TASK PROMPT:
Print out the data that follows exactly, character for character, apart from the pictures.

Items from an interface collection:
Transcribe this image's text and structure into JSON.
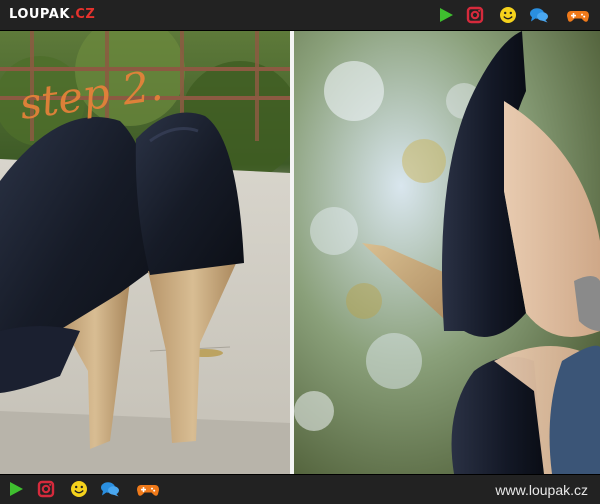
{
  "header": {
    "logo_text": "LOUPAK",
    "logo_suffix": ".CZ",
    "icons": [
      "play-icon",
      "instagram-icon",
      "smiley-icon",
      "chat-icon",
      "gamepad-icon"
    ]
  },
  "main": {
    "left_photo": {
      "caption": "step 2."
    },
    "right_photo": {}
  },
  "footer": {
    "icons": [
      "play-icon",
      "instagram-icon",
      "smiley-icon",
      "chat-icon",
      "gamepad-icon"
    ],
    "site_url": "www.loupak.cz"
  },
  "colors": {
    "bar_bg": "#222222",
    "logo_suffix": "#e5322d",
    "play": "#3fbf2f",
    "instagram": "#d62a3c",
    "smiley": "#f5d21c",
    "chat": "#2a8fe0",
    "gamepad": "#f07a1a"
  }
}
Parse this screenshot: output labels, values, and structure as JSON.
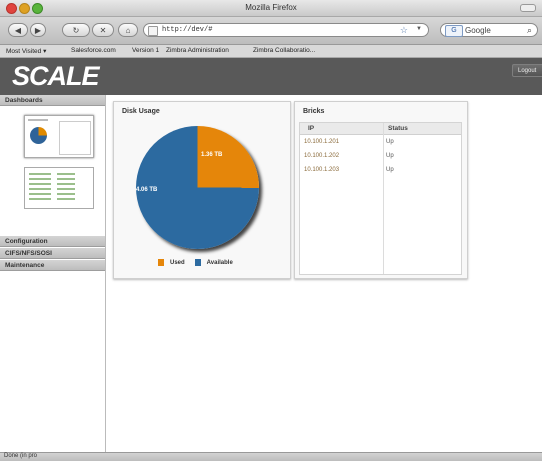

RESULT:
Transcribe this image's text and structure into JSON.
{
  "header": {
    "logo_text": "LOUPAK",
    "logo_suffix": ".CZ",
    "icons": [
      "play-icon",
      "instagram-icon",
      "smiley-icon",
      "chat-icon",
      "gamepad-icon"
    ]
  },
  "main": {
    "left_photo": {
      "caption": "step 2."
    },
    "right_photo": {}
  },
  "footer": {
    "icons": [
      "play-icon",
      "instagram-icon",
      "smiley-icon",
      "chat-icon",
      "gamepad-icon"
    ],
    "site_url": "www.loupak.cz"
  },
  "colors": {
    "bar_bg": "#222222",
    "logo_suffix": "#e5322d",
    "play": "#3fbf2f",
    "instagram": "#d62a3c",
    "smiley": "#f5d21c",
    "chat": "#2a8fe0",
    "gamepad": "#f07a1a"
  }
}
Parse this screenshot: output labels, values, and structure as JSON.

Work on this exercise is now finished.